Also known as financial exploitation, elder financial abuse is defined by the Older Americans Act as “the fraudulent or otherwise illegal, unauthorized, or improper act or process of an individual, including a caregiver or fiduciary, that uses the resources of an older individual for monetary or personal benefit, profit, or gain, that results in depriving an older individual of the rightful access to, or use of, benefits, resources, belongings, or assets.”
In other words, any time a person illegally benefits from the assets of an elderly individual, elder financial abuse has occurred.
The National Adult Protective Services Association (NAPSA) reports that the rate of elder financial abuse is exceedingly high, with as many as 1 in 20 older adults reporting financial mistreatment. Sadly, less than 50% of financial exploitation cases are reported.
Who commits these acts?
Most often, those who take advantage of the elderly are “trusted” people, such as family members, friends, and caregivers. Other individuals such as nursing home staff, neighbors, pastors, and bank employees may also use their positions to influence the elderly. New romantic interests may also coerce the elderly into changing their finances. According to NAPSA, “90% of abusers are family members or trusted others.”
What are the common ways the elderly are exploited?
The most common areas in which the elderly are manipulated include the following:
- Powers of attorney
- Joint bank accounts
- Beneficiary designations
In these instances, the elderly victim often allows a trusted person access to his/her finances and assets through these documents. The trusted person will then use the funds for his/her own purposes, often neglecting the victim’s financial needs. This can lead to stolen money, assets, or properties. Some victims may find themselves suddenly destitute or homeless, without insurance, and robbed of their savings.
One recent study found that “of the seniors who experienced fraud, 1.8 % lost their home or other major assets, […] 6.7% skipped medical care, and 4.2% reduced their nutritional intake for budgetary reasons.”

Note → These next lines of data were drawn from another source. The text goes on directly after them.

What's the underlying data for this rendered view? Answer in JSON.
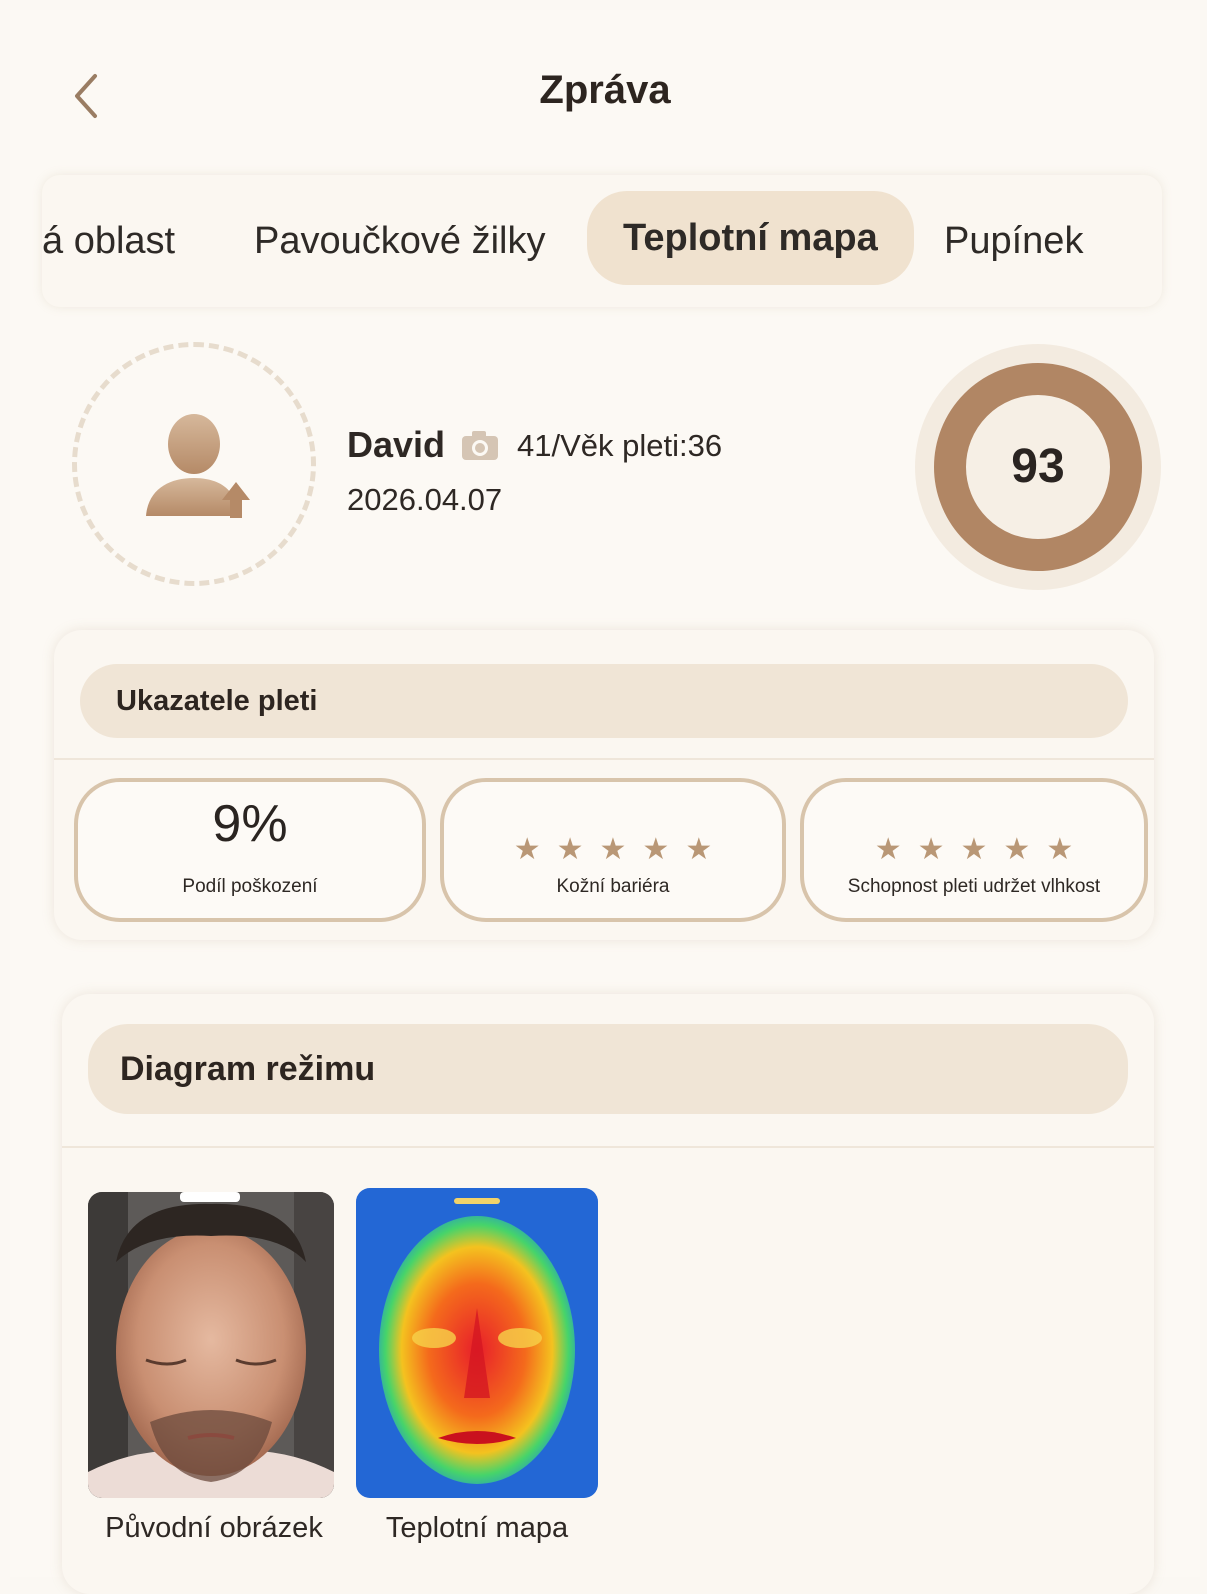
{
  "header": {
    "title": "Zpráva",
    "back_icon": "chevron-left-icon"
  },
  "tabs": [
    {
      "label": "á oblast",
      "active": false
    },
    {
      "label": "Pavoučkové žilky",
      "active": false
    },
    {
      "label": "Teplotní mapa",
      "active": true
    },
    {
      "label": "Pupínek",
      "active": false
    }
  ],
  "profile": {
    "name": "David",
    "age_info": "41/Věk pleti:36",
    "date": "2026.04.07",
    "score": "93",
    "camera_icon": "camera-icon",
    "avatar_icon": "user-upload-icon"
  },
  "indicators": {
    "title": "Ukazatele pleti",
    "metrics": [
      {
        "value": "9%",
        "label": "Podíl poškození"
      },
      {
        "stars": 5,
        "label": "Kožní bariéra"
      },
      {
        "stars": 5,
        "label": "Schopnost pleti udržet vlhkost"
      }
    ]
  },
  "diagram": {
    "title": "Diagram režimu",
    "images": [
      {
        "label": "Původní obrázek"
      },
      {
        "label": "Teplotní mapa"
      }
    ]
  },
  "colors": {
    "accent": "#b18664",
    "tab_active_bg": "#f0e2cf",
    "background": "#fcf9f4"
  }
}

Who is at risk?
Most at risk are those elderly people who suffer from mental or physical disabilities including Alzheimer’s or dementia, those who are single and isolated, those who are unfamiliar with financial matters or technology, and those with predictable financial patterns (such as a monthly pension or social security check).
There are two significant qualifications for victimization:
- Lack of mental capacity – a condition in which an elderly person does not understand the nature and effect of his/her actions
- Undue influence – a situation in which a trusted person abuses his/her position and overcomes the free will of the elderly person with threats or intimidation
What should I look for if I suspect financial abuse?
Signs of elder financial exploitation can include the following:
- Large bank withdrawals or transfers between accounts
- Eviction notices, disconnected utilities, unpaid bills
- Unexplained ATM withdrawals
- Forged documents
- Undocumented financial arrangements
- Sudden and new “best friends”
- Missing property and belongings
- Substandard care
What can I do?
If you suspect that someone you know is a victim of elder financial abuse, contact an attorney immediately. An attorney should act quickly to stop assets from being transferred or, if they have been transferred, sue for damages.
If you believe you have a case, please contact us at 740-374-5346 or use our contact form. We will work with you to ensure the safety and financial security of your loved ones.